# WHAT YOU SHOULD DO:
For the data that follows, report how many lines include the string "selected", and write the number alone.

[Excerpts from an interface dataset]
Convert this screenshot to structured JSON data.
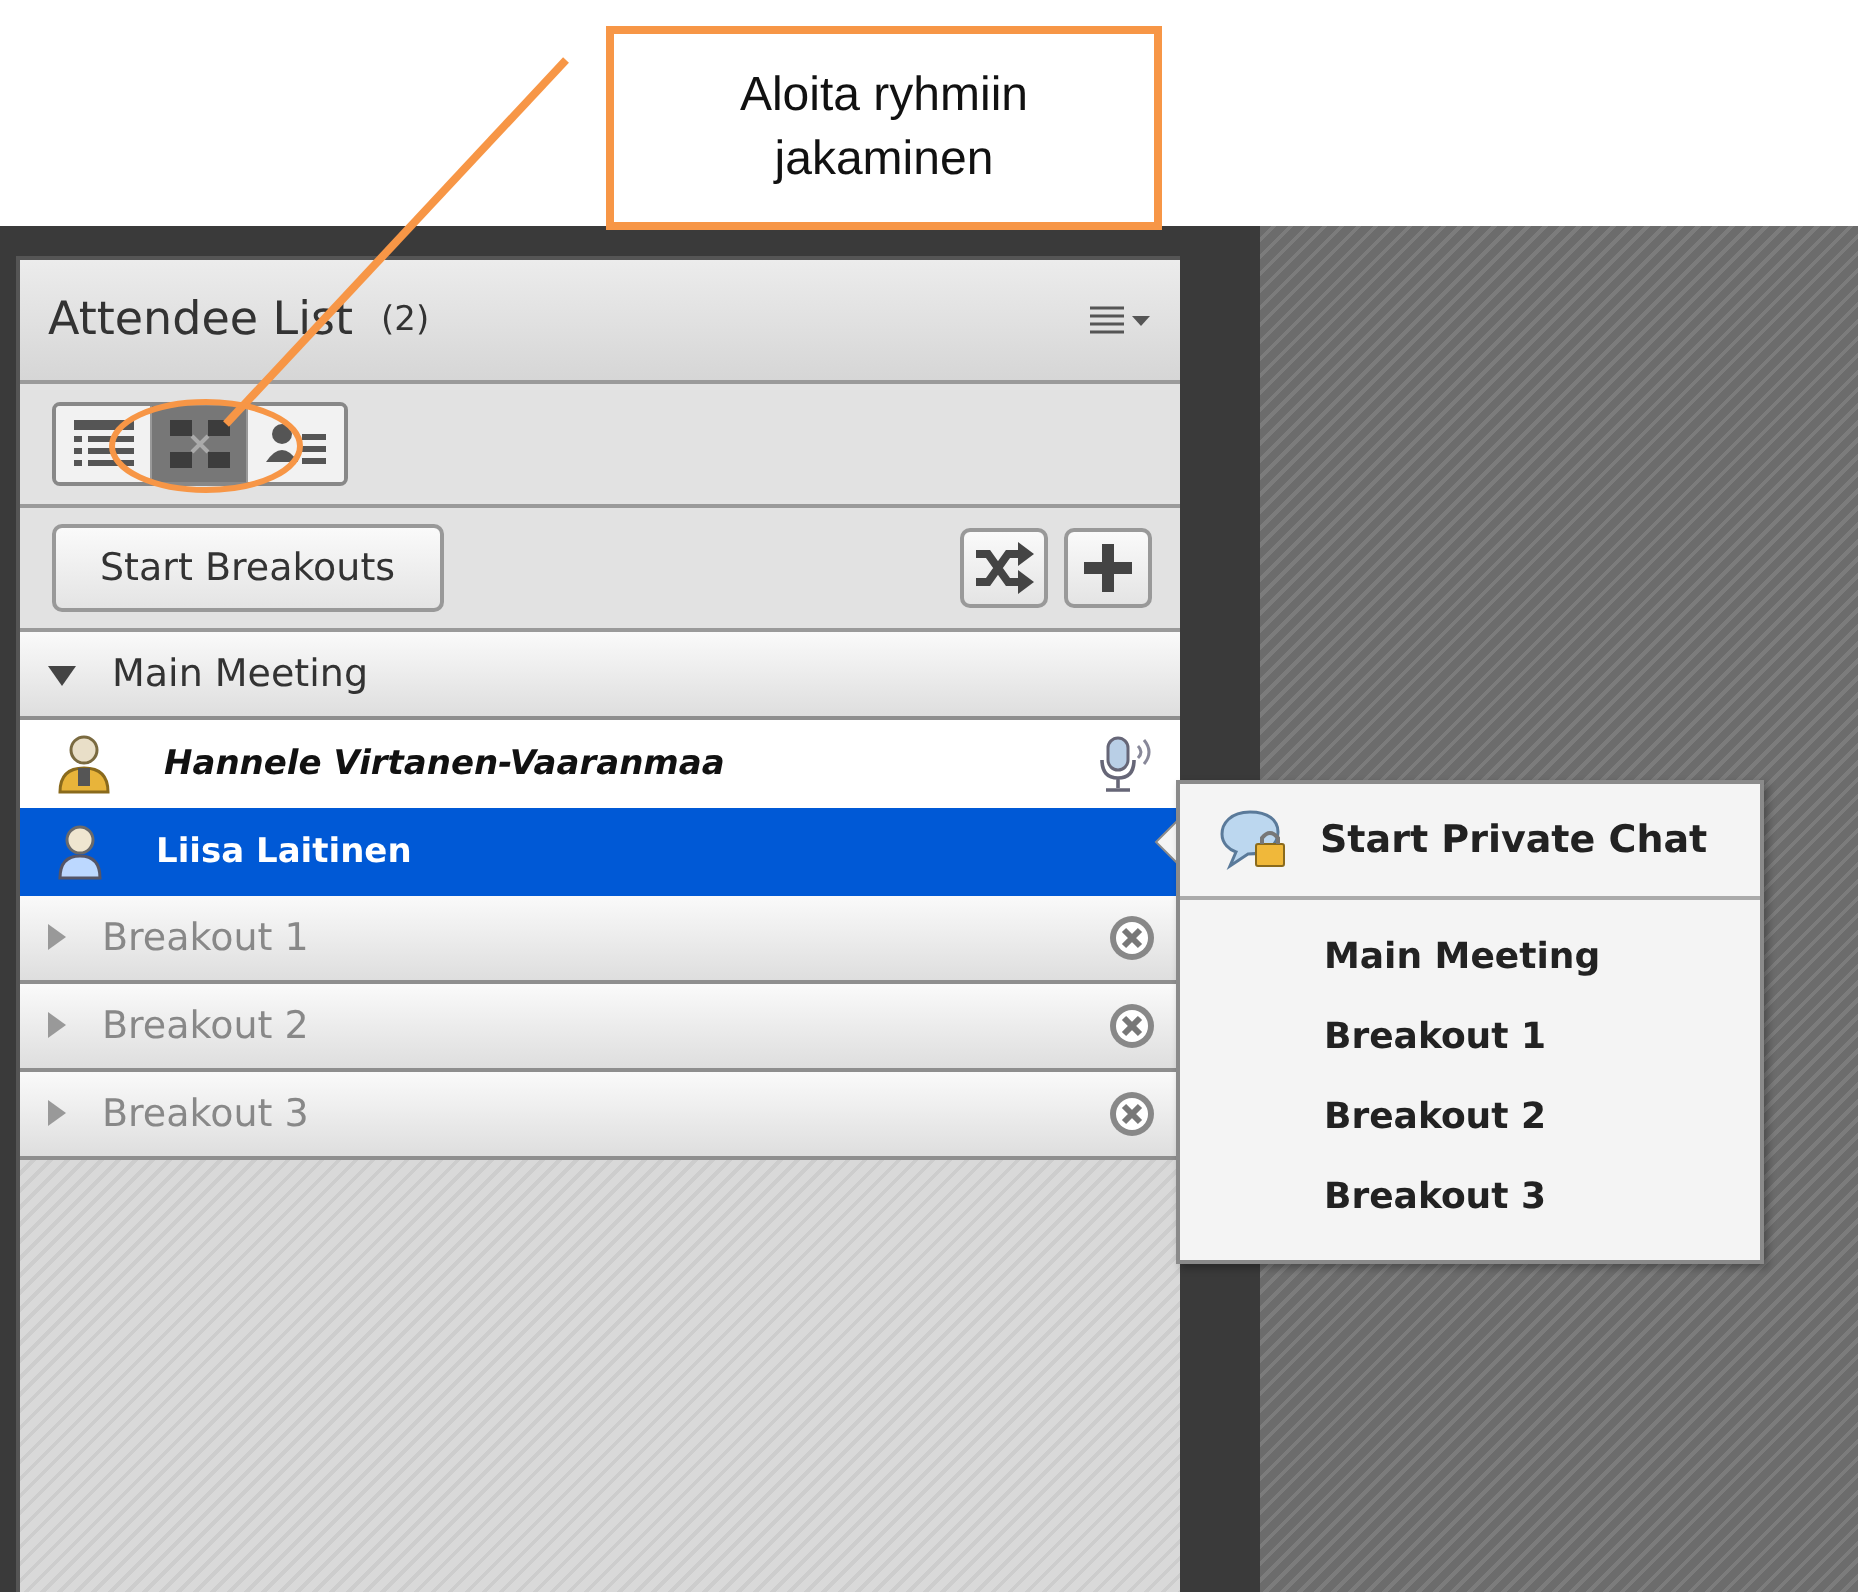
{
  "callout": {
    "lines": [
      "Aloita ryhmiin",
      "jakaminen"
    ]
  },
  "panel": {
    "title": "Attendee List",
    "count": "(2)",
    "view_buttons": [
      {
        "kind": "list",
        "selected": false
      },
      {
        "kind": "breakout",
        "selected": true
      },
      {
        "kind": "presenter",
        "selected": false
      }
    ],
    "start_button": "Start Breakouts",
    "groups": [
      {
        "name": "Main Meeting",
        "expanded": true,
        "removable": false,
        "attendees": [
          {
            "name": "Hannele Virtanen-Vaaranmaa",
            "kind": "host",
            "selected": false,
            "speaking": true
          },
          {
            "name": "Liisa Laitinen",
            "kind": "participant",
            "selected": true,
            "speaking": false
          }
        ]
      },
      {
        "name": "Breakout 1",
        "expanded": false,
        "removable": true
      },
      {
        "name": "Breakout 2",
        "expanded": false,
        "removable": true
      },
      {
        "name": "Breakout 3",
        "expanded": false,
        "removable": true
      }
    ]
  },
  "context_menu": {
    "items": [
      {
        "kind": "chat",
        "label": "Start Private Chat"
      },
      {
        "kind": "move",
        "label": "Main Meeting"
      },
      {
        "kind": "move",
        "label": "Breakout 1"
      },
      {
        "kind": "move",
        "label": "Breakout 2"
      },
      {
        "kind": "move",
        "label": "Breakout 3"
      }
    ]
  }
}
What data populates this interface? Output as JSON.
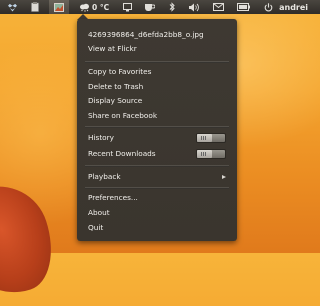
{
  "panel": {
    "weather_temp": "0 °C",
    "user_name": "andrei",
    "icons": [
      "dropbox-icon",
      "clipboard-icon",
      "shotwell-indicator-icon",
      "weather-cloud-icon",
      "display-icon",
      "coffee-cup-icon",
      "bluetooth-icon",
      "volume-icon",
      "mail-icon",
      "battery-icon",
      "power-icon"
    ]
  },
  "menu": {
    "filename": "4269396864_d6efda2bb8_o.jpg",
    "view_at_flickr": "View at Flickr",
    "copy_to_favorites": "Copy to Favorites",
    "delete_to_trash": "Delete to Trash",
    "display_source": "Display Source",
    "share_on_facebook": "Share on Facebook",
    "history": "History",
    "recent_downloads": "Recent Downloads",
    "playback": "Playback",
    "preferences": "Preferences...",
    "about": "About",
    "quit": "Quit",
    "history_toggle_on": false,
    "recent_downloads_toggle_on": false
  },
  "colors": {
    "menu_bg": "#3c372f",
    "panel_bg": "#3a3631",
    "desktop": "#f4a52f"
  }
}
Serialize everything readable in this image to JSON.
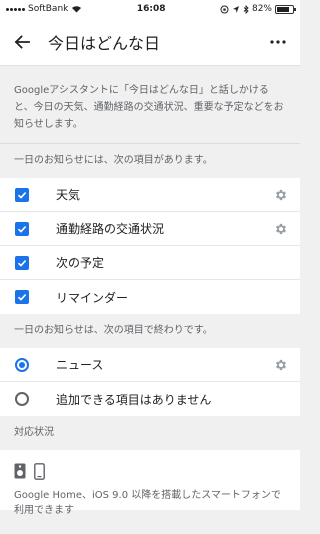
{
  "status_bar": {
    "carrier": "SoftBank",
    "time": "16:08",
    "battery_percent": "82%",
    "battery_level": 0.82
  },
  "app_bar": {
    "title": "今日はどんな日"
  },
  "description": "Googleアシスタントに「今日はどんな日」と話しかけると、今日の天気、通勤経路の交通状況、重要な予定などをお知らせします。",
  "section_items_header": "一日のお知らせには、次の項目があります。",
  "items": [
    {
      "label": "天気",
      "checked": true,
      "has_settings": true
    },
    {
      "label": "通勤経路の交通状況",
      "checked": true,
      "has_settings": true
    },
    {
      "label": "次の予定",
      "checked": true,
      "has_settings": false
    },
    {
      "label": "リマインダー",
      "checked": true,
      "has_settings": false
    }
  ],
  "section_end_header": "一日のお知らせは、次の項目で終わりです。",
  "end_options": [
    {
      "label": "ニュース",
      "selected": true,
      "has_settings": true
    },
    {
      "label": "追加できる項目はありません",
      "selected": false,
      "has_settings": false
    }
  ],
  "compat_header": "対応状況",
  "compat_text": "Google Home、iOS 9.0 以降を搭載したスマートフォンで利用できます",
  "colors": {
    "accent": "#1a73e8",
    "background": "#f0f0f0",
    "surface": "#ffffff"
  }
}
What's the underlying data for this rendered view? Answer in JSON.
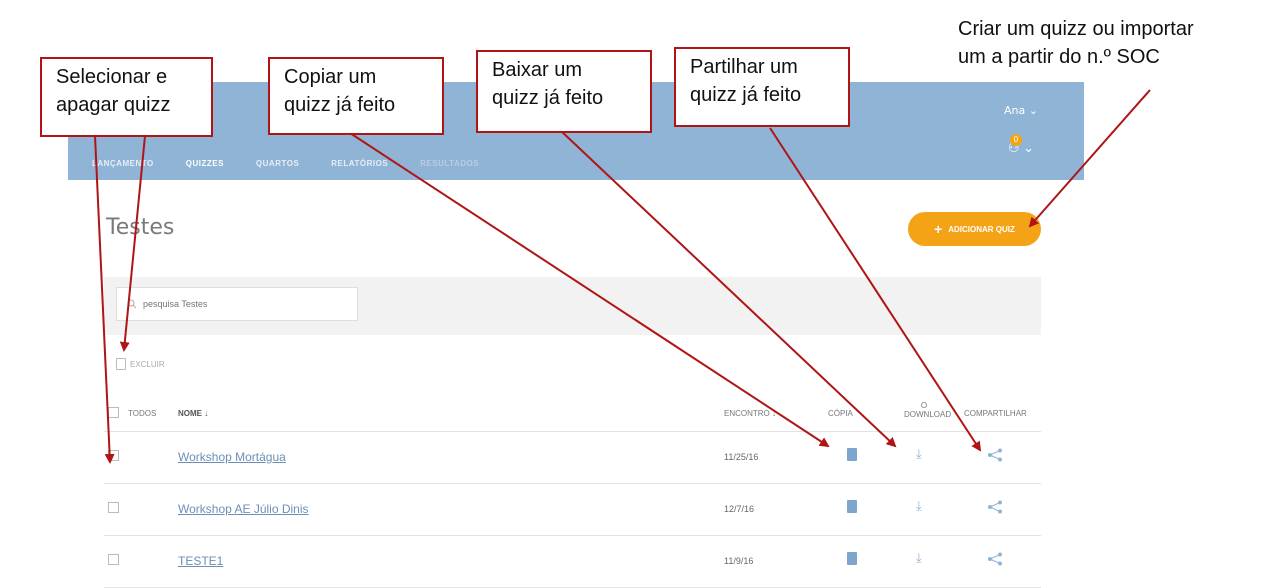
{
  "header": {
    "user_name": "Ana",
    "notification_count": "0",
    "tabs": [
      {
        "label": "LANÇAMENTO"
      },
      {
        "label": "QUIZZES"
      },
      {
        "label": "QUARTOS"
      },
      {
        "label": "RELATÓRIOS"
      },
      {
        "label": "RESULTADOS"
      }
    ],
    "active_tab": "QUIZZES"
  },
  "page": {
    "title": "Testes",
    "add_button_label": "ADICIONAR QUIZ",
    "search_placeholder": "pesquisa Testes",
    "delete_label": "EXCLUIR"
  },
  "table": {
    "headers": {
      "all": "TODOS",
      "name": "NOME ↓",
      "date": "ENCONTRO ↓",
      "copy": "CÓPIA",
      "download_top": "O",
      "download_bottom": "DOWNLOAD",
      "share": "COMPARTILHAR"
    },
    "rows": [
      {
        "name": "Workshop Mortágua",
        "date": "11/25/16"
      },
      {
        "name": "Workshop AE Júlio Dinis",
        "date": "12/7/16"
      },
      {
        "name": "TESTE1",
        "date": "11/9/16"
      }
    ]
  },
  "callouts": {
    "select_delete": [
      "Selecionar e",
      "apagar quizz"
    ],
    "copy": [
      "Copiar um",
      "quizz já feito"
    ],
    "download": [
      "Baixar um",
      "quizz já feito"
    ],
    "share": [
      "Partilhar um",
      "quizz já feito"
    ],
    "create": [
      "Criar um quizz ou importar",
      "um a partir do n.º SOC"
    ]
  },
  "colors": {
    "header_blue": "#8fb4d6",
    "accent_orange": "#f5a316",
    "arrow_red": "#b01414",
    "link_blue": "#6b8fb5"
  }
}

# ANSWER:
7